Author Jim Starkey
At 09:47 AM 3/29/00 -0700, you wrote:
>From: "David Berg" <DaveBerg@...>
>An alternative to declaring case insensitivity in the order by clause is to
>declare it as an attribute of the field. This has a number of advantages:
>(1) Indexes that include the field are case insensitive. This makes a BIG
>difference in performance when doing case insensitive sorts or queries.

Case insensitive indexes are obviously required [their implementation
is essentially trivial and has no performance implications].

>(2) Order by clauses are automatically case insensitive (and can use

A case insensitive equality plus a case insensitive index is an easy
case optimize. I'm not sure you always want a case insensitive ordering.
If this is true, then you need the modifier on ORDER anyway, and
having differing defaults for its absence on different fields could
be quite confusing. There is some merit to being able to look at
a select statement and know what it does...

>(3) Comparisons (<,>,=) are case insensitive (perhaps this should be an

We need some additional operators. Definitely.

>(4) Unique constraints are case insensitive. So I can't have "Interbase"
>and "INTERBASE" both in a unique index.

I'm not very comfortable with the combination of case insensitivity
and unique contraints. They seem a little unnatural. We could
invent some rules, but it strikes me as unwise.

The difficult case is when somebody wants to join a case
insensitive field in one table to a case sensitive field
in another (this would be a very common operation during
the transition period or during data importation). What
are the rules? If you say a comparison between case sensitive
and case insensitive values is case insensitive then the
system couldn't optimize the join with the case sensitive
index. If you reverse the rule, then all comparisons with
string constants (necessarily case sensitive) don't work.

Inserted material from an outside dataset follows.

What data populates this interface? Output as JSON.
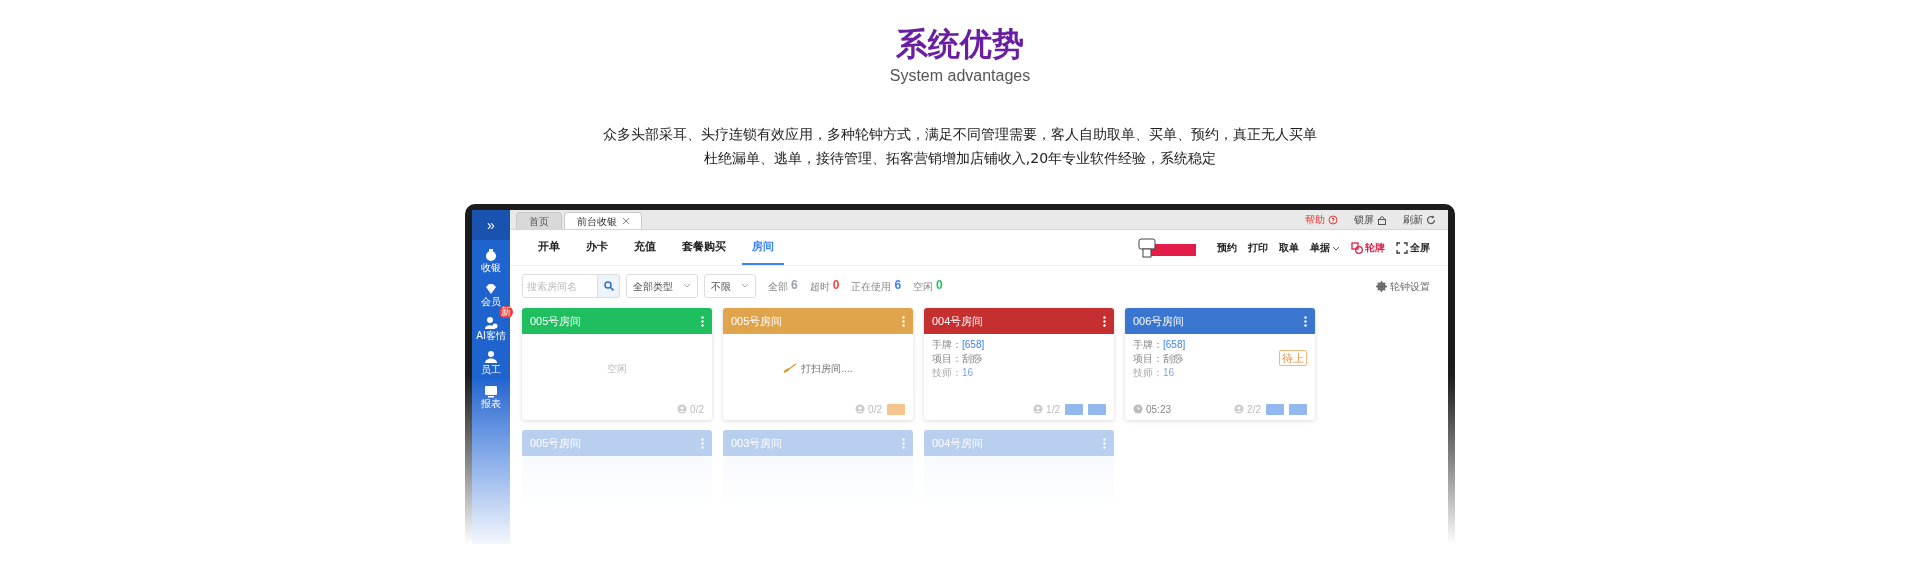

A good rule: When caught between a rock and a hard place,
go somewhere else.

Jim Starkey